cane hill | a pictorial record of the interior organisation of the watertower

Fourth Floor

We were back in the light again as the next floor coincided with the thin lancet windows which ringed the structure.

The eastern room featured the most extensive piping network yet seen, with an array of pipes and stop-cocks clustered on south-eastern wall. There were two small concrete tanks lining the north eastern wall which looked long disused.

Elevated concrete steps lead into the western room.

"You may recall that towards the end of last year I used some of your images and written material on Pyestock and Urbexing in a newsletter for The International Stationary Steam Engine Society (ISSES). I'm glad to say, the articles went down well, although disappointingly, they generated only a few comments from the membership. A couple of members had visited the site during its working days but were unaware of the scale of the steam-driven plant there."

"I try and keep an eye on your Urbex site and whilst scrolling through your description of Cane Hill's water tower came across the attached shot."

"Although you don't elaborate on the machinery shown, it is of enormous interest to me, as incredibly it shows what I believe to be an otherwise unrecorded steam engine. You can see the small steam feed pipe running along the wall under the much larger water pipes."

"The engine with its six-spoked flywheel and vertical frame and cylinder is a quite a small example and I reckon it would originally have been used to drive the stirrers situated in the room below via the small pulley close up against the wall. Did you notice if there was a hole in the floor to accommodate this?"

"Again, with your permission, would you mind if I featured the engine in our next newsletter? It really is an important find - I'm sure our members will be able to identify the maker from your photo." - Philip Retter, ISSES

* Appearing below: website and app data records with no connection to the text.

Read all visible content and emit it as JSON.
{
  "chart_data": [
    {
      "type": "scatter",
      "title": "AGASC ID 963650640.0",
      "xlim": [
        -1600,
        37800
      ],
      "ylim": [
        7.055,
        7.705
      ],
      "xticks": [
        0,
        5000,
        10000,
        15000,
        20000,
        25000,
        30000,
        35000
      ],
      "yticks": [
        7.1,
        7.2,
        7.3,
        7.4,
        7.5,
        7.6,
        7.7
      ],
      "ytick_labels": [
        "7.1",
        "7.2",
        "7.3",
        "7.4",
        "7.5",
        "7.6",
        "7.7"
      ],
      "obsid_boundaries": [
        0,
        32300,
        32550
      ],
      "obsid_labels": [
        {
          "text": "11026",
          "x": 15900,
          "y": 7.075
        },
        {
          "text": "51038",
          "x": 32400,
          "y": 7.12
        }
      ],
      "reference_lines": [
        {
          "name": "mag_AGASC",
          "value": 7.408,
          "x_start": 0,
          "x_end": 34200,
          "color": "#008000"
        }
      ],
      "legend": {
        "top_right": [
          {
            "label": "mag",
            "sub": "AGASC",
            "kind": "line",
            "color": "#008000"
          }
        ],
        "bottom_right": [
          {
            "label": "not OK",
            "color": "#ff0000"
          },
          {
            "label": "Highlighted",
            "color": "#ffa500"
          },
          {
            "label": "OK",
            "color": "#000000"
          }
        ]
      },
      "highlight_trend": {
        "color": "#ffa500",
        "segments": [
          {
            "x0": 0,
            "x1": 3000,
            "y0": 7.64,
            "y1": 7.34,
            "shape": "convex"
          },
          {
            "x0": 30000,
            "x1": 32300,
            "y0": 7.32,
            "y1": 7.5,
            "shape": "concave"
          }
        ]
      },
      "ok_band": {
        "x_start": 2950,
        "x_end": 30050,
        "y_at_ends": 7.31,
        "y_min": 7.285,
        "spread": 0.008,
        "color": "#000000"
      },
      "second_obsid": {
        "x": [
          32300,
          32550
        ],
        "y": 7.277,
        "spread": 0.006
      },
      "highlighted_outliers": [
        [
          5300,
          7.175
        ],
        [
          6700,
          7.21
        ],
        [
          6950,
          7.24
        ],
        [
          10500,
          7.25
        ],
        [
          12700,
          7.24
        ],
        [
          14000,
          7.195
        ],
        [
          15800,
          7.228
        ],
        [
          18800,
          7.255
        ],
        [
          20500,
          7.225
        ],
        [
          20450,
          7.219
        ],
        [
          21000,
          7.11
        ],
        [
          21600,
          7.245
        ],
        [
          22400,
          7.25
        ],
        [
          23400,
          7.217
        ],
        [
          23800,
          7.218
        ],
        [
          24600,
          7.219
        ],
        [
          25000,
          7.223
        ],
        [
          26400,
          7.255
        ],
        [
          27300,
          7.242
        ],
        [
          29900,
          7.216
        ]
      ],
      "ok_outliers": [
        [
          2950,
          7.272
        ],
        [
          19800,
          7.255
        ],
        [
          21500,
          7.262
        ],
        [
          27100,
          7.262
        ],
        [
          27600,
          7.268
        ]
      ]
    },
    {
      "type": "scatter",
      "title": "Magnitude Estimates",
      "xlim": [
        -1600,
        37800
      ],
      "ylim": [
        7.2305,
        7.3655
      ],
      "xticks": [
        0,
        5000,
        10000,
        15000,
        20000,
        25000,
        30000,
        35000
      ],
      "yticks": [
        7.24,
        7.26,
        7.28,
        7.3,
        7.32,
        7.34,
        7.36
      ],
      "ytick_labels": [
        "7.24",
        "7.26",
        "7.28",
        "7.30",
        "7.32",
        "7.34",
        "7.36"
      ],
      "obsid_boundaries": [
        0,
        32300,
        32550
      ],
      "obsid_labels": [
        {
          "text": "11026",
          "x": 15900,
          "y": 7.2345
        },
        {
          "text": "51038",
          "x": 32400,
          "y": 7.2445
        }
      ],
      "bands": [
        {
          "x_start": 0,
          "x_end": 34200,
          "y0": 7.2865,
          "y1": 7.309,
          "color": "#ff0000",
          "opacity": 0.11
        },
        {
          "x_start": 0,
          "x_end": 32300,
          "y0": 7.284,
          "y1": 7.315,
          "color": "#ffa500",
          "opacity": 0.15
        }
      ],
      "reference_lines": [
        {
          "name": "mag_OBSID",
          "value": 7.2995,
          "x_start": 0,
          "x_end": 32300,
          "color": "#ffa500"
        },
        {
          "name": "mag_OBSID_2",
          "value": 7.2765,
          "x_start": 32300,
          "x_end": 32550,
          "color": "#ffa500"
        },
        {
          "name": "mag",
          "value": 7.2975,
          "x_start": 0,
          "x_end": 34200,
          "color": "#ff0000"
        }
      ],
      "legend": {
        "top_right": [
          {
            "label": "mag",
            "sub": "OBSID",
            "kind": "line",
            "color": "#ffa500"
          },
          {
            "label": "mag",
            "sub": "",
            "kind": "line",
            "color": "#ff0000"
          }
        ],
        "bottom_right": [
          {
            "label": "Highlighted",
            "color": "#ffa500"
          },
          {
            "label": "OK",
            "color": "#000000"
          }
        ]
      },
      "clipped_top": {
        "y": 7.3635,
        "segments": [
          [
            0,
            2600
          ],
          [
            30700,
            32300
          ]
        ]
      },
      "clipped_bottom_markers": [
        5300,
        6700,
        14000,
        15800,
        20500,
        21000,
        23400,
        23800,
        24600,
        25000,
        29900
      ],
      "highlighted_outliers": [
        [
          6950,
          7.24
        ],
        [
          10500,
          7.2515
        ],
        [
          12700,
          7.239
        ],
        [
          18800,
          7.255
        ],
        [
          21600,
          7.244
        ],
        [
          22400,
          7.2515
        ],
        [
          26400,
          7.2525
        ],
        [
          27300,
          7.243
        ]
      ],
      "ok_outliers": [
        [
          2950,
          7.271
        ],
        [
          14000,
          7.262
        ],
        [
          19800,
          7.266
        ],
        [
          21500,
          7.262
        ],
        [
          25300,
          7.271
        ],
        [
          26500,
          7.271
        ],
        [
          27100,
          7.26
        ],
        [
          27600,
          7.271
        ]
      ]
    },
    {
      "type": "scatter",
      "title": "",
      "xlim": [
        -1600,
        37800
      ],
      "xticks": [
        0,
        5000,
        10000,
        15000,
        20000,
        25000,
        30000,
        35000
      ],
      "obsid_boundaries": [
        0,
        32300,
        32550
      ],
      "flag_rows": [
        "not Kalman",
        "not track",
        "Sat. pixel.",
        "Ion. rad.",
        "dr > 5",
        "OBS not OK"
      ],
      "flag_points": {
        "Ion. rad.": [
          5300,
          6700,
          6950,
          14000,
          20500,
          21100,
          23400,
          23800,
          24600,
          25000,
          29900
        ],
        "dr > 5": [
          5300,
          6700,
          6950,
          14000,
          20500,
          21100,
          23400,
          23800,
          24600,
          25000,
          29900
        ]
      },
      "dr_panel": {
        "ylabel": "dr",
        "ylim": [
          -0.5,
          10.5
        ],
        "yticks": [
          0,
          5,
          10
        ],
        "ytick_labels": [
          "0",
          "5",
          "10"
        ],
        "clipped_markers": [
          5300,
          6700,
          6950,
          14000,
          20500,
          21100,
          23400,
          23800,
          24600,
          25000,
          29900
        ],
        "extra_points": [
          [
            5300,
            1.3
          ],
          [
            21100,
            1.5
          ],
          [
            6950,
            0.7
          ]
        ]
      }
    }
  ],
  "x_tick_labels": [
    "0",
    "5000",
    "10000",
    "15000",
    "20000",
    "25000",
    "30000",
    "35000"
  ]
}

View of eastern room, fourth floor, looking south east. © Simon Cornwell 2008

Detail of the piping in the same area, same orientation. © Simon Cornwell 2008